2. Being Nervous Is Natural
It’s OK – go ahead and be nervous. And, don’t be afraid to admit you are. If you’re a natural introvert or even if you just don’t have much experience speaking in public, the first time you step foot into a classroom can be positively terrifying. Unfortunately, some try to compensate for this by taking on a cold demeanor to try to appear “in control." This, in turn, distances you from your students and can make them leery of interacting or asking questions.
Another common mistake made by new graduate teaching assistants is to take the “ostrich approach." You know what I mean – we’ve all had professors like this.
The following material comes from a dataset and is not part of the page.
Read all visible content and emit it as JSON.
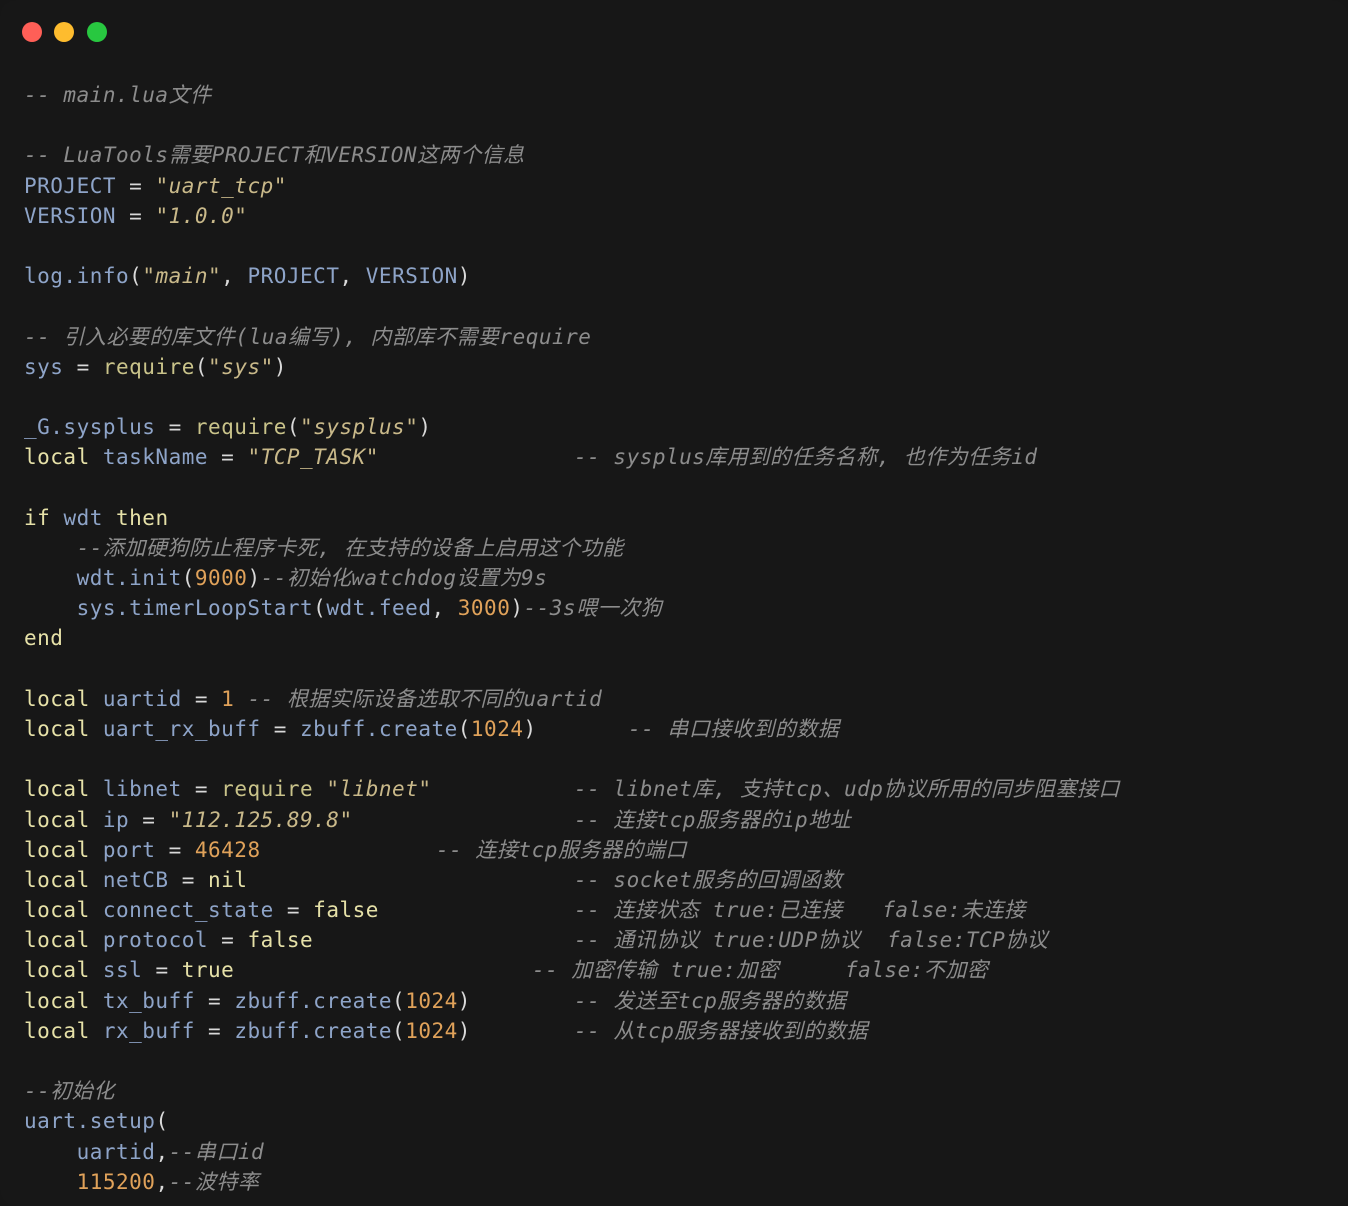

Instead of facing the class and looking out into their faces, these teachers focus on the board for the entire session – writing away while the class stares at their backs. If you can’t see the class, then they won’t be looking at you, right? You can just pretend they’re not there!
It doesn’t take long for the class to pick up on the fact that you’re pretending they’re not there, and that’s actually pretty offensive. After all, your job is supposed to be teaching them – not talking to the board. This approach will distance your students even more than the “cold" approach, causing them to quickly lose attention in both you and the material being discussed.
Instead, take a deep breath and look out into your class. It’s OK to admit to them that you’re new and a little nervous. In fact, since you’ll probably be teaching an entry-level class, many of your students will also be new to the university – it’s likely that many of them will also be both nervous and excited as well. In any case, it’s better for your students to think you’re nervous than to think you don’t care.
Also, remember this isn’t high school. All of your students will be adults, and they’ll appreciate your honesty. I know it’s hard to believe now, but after a few minutes, your nervousness will fade and then you can get down to the business of teaching.